Over the last year, Kern says he has been preparing to take the big step to being a full-time working artist.  “I’ve been saving my money and looking for a house in the Pittsburgh area where I can live and work.  I have all the equipment I need.  I’m looking forward to having just one full-time job, instead of two!”  Kern says he enjoys teaching at Davis and Elkins College, but is ready to experience a larger community with the stimulation of a vibrant art scene.  He plans to offer workshops in building and mold-making and envisions mentoring assistants and interns in his studio.  Kern’s artistry will be a welcome addition to the Pittsburgh ceramics scene, as we see what new memories he will solidify and share.


To learn more about Brett Kern, visit

Also in Featured Articles

Neil Estrick Gallery: Transformation Through Change

November 11, 2020

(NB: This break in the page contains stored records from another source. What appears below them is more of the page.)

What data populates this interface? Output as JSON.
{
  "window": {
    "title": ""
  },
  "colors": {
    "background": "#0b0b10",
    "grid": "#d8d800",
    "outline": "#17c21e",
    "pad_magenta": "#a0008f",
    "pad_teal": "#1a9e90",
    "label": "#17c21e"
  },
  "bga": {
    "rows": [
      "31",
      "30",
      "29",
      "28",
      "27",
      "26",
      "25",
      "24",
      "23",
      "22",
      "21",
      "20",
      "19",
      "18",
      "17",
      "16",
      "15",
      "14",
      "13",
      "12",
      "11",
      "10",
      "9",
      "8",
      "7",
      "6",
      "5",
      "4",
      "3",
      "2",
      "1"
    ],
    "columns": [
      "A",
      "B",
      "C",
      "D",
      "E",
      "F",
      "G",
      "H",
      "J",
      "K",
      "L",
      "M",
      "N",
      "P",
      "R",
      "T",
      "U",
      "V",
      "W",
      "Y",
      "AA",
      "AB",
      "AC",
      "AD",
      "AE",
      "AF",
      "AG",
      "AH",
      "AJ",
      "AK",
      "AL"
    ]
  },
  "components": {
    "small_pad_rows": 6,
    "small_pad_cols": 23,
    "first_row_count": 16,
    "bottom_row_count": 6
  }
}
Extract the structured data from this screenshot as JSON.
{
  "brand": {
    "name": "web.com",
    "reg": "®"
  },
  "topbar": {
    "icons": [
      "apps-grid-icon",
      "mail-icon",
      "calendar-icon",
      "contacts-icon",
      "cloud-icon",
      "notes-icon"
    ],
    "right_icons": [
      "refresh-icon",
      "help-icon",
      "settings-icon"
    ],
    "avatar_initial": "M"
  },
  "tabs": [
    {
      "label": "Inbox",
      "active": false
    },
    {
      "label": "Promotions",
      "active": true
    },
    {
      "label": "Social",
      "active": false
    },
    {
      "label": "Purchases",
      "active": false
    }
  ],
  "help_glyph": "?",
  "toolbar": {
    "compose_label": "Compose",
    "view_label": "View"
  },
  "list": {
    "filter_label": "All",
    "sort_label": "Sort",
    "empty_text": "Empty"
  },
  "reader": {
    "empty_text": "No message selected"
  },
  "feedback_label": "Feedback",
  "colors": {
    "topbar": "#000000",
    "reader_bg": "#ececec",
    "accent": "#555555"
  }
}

One of 2020s irritating catch words has been pivot.”  Restaurants have pivoted to carry-out, then to outdoor dining. Schools have pivoted to remote instruction.  Arts organizations have pivoted to online concerts and shows.  For Neil Estrick, pivoting has been an integral part of his artistic life, beginning with a realization that Mathematics was a boring college major.  This prominent Chicago-area potter and owner of Neil Estrick Gallery in Grayslake has always employed a practical analytic sense, softened by the nudges of his heart, to make adaptations to his work, never fearful of going in a different direction. 


Continue Reading

BRKLYN CLAY Adapts to Changing Culture

November 02, 2020

For every full-time studio artist, there are probably a dozen artists trying to incorporate a creative component into a working life.  For years, artist Jennifer Waverek worked for big New York graphic corporations while raising her two children.  Frustrated by always working on other peoples’ ideas, she envisioned a day when she could be part of a community of artists, sharing ideas and resources, and developing her own creative voice.  Two years ago, her hope became a reality with the opening of her studio, BKLYN CLAY.  In a short time, the group of ceramic artists and students grew into the vibrant community she imagined, a community that has weathered a global pandemic and adapted to address new sensibilities about race and justice.


Continue Reading

Jill Leary and Railyard Arts Studio: Persistence During a Pandemic

August 30, 2020

As the year 2020 got underway, ceramic artist and teacher Jill Leary was looking forward to another year of growth at her Westchester studio and school, Railyard Arts Studio.  Open for about eighteen months, the converted former lumber yard building was humming with activity, with potters busy in the clay studio and a variety of artists painting, print making, and working in stained glass in the big “art room.”  Leary’s dream of creating a warm and welcoming community for artists had become a reality.  By March, that dream was under attack by a micro-organism called COVID-19.


Continue Reading